### Your objective
Extract each line of the records below that contains the word "kind".

Stored data entries:
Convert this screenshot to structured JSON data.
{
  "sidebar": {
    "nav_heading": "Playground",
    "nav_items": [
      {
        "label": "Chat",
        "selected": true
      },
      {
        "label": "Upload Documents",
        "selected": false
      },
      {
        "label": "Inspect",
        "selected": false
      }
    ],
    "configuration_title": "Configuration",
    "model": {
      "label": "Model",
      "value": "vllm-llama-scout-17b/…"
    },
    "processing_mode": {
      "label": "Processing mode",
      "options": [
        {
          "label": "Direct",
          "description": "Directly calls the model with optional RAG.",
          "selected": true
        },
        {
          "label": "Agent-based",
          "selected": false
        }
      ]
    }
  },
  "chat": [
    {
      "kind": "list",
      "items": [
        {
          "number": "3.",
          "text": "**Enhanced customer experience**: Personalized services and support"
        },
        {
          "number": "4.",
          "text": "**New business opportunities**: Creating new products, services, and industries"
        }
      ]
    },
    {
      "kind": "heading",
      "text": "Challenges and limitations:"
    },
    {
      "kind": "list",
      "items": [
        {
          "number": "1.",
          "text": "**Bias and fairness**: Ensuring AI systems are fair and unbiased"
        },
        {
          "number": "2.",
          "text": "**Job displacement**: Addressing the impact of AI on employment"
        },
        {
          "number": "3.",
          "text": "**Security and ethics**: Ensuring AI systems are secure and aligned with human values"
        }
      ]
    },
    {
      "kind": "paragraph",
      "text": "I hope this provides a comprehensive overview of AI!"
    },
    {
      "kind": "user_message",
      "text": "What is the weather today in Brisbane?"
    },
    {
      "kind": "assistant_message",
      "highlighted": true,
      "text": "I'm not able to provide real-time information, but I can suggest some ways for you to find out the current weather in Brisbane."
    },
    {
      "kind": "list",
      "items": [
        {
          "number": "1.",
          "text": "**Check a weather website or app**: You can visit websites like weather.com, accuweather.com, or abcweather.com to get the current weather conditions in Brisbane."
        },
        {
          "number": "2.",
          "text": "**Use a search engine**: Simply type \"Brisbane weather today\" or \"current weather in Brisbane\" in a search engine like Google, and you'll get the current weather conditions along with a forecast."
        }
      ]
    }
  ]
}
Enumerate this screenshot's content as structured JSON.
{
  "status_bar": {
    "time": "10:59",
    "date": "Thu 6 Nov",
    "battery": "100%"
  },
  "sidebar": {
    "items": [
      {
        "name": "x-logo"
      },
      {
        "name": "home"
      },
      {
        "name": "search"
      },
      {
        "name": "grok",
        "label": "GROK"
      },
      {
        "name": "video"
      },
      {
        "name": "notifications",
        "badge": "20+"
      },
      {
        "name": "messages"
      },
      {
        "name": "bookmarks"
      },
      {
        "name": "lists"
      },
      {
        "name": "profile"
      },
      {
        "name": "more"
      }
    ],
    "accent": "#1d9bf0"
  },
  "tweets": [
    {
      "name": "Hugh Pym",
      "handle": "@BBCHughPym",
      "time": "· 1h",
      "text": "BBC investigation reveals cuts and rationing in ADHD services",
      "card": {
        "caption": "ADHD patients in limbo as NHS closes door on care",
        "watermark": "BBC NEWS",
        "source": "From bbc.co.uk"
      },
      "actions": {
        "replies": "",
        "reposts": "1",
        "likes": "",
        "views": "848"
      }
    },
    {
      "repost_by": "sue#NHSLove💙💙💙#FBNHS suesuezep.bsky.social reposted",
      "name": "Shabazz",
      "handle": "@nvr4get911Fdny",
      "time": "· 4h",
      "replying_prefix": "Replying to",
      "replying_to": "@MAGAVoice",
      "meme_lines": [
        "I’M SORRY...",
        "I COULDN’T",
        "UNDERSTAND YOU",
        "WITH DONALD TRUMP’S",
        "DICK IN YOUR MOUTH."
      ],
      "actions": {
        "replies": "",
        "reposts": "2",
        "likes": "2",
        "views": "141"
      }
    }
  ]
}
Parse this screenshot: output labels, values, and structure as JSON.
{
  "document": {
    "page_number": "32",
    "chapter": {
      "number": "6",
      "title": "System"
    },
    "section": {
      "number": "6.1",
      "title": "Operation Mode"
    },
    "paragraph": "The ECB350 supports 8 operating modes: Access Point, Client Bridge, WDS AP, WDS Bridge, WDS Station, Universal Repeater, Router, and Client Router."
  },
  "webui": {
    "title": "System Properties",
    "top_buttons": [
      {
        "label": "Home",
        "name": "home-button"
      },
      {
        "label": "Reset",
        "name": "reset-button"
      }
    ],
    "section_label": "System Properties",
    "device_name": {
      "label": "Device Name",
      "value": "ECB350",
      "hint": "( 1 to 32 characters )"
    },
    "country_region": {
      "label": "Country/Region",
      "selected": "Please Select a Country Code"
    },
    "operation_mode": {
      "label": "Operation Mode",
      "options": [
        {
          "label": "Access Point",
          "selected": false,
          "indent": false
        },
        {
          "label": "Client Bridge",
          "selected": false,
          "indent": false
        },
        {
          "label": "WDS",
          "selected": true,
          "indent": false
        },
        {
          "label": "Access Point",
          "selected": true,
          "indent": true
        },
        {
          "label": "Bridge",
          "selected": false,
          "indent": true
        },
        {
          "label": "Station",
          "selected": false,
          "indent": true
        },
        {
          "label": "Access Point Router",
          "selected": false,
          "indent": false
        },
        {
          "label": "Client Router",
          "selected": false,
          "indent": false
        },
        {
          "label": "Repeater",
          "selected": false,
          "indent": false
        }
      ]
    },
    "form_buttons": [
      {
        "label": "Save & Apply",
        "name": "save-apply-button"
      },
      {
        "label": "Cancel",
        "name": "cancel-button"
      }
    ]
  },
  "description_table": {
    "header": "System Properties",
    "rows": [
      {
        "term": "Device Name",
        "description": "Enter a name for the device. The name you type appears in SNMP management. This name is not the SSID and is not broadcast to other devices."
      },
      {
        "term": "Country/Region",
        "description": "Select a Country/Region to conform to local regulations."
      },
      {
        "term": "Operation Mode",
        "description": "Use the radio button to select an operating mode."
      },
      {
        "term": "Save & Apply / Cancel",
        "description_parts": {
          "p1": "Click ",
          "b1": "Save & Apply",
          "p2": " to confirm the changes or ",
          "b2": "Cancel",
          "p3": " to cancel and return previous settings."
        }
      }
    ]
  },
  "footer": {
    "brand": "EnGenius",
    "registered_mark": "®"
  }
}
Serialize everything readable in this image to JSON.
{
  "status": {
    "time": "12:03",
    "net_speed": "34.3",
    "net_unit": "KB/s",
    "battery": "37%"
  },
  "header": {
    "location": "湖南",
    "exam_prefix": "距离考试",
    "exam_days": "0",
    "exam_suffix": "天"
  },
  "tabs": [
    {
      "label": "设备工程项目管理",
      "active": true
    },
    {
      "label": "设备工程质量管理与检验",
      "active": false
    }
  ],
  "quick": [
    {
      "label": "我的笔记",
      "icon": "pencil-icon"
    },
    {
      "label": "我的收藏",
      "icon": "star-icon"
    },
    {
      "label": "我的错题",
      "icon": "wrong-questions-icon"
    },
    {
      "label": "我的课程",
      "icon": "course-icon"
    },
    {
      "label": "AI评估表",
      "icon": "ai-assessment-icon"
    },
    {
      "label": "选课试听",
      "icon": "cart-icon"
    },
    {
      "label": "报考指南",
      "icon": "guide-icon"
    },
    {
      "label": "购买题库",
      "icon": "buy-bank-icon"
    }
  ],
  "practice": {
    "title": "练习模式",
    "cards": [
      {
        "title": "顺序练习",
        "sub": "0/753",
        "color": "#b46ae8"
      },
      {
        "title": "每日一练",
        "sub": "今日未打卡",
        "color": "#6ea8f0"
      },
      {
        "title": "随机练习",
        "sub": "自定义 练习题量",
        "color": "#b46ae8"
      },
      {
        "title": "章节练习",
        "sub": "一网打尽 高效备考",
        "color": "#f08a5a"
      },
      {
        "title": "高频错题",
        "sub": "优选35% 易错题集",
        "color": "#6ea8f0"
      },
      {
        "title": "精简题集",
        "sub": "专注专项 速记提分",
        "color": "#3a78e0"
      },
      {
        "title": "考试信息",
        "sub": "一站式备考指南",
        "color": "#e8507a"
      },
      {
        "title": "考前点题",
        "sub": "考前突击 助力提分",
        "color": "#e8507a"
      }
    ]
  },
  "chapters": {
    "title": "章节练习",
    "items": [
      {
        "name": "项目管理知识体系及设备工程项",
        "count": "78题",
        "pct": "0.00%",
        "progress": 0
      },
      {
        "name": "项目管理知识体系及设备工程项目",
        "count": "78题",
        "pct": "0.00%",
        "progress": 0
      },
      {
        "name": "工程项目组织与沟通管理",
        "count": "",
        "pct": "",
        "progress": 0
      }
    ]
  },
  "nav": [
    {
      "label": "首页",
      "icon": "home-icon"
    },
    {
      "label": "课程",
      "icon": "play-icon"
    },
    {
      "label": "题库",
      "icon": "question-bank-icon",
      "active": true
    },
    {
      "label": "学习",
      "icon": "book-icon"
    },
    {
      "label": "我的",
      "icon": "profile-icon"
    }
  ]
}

### Result
      "kind": "list",
      "kind": "heading",
      "kind": "list",
      "kind": "paragraph",
      "kind": "user_message",
      "kind": "assistant_message",
      "kind": "list",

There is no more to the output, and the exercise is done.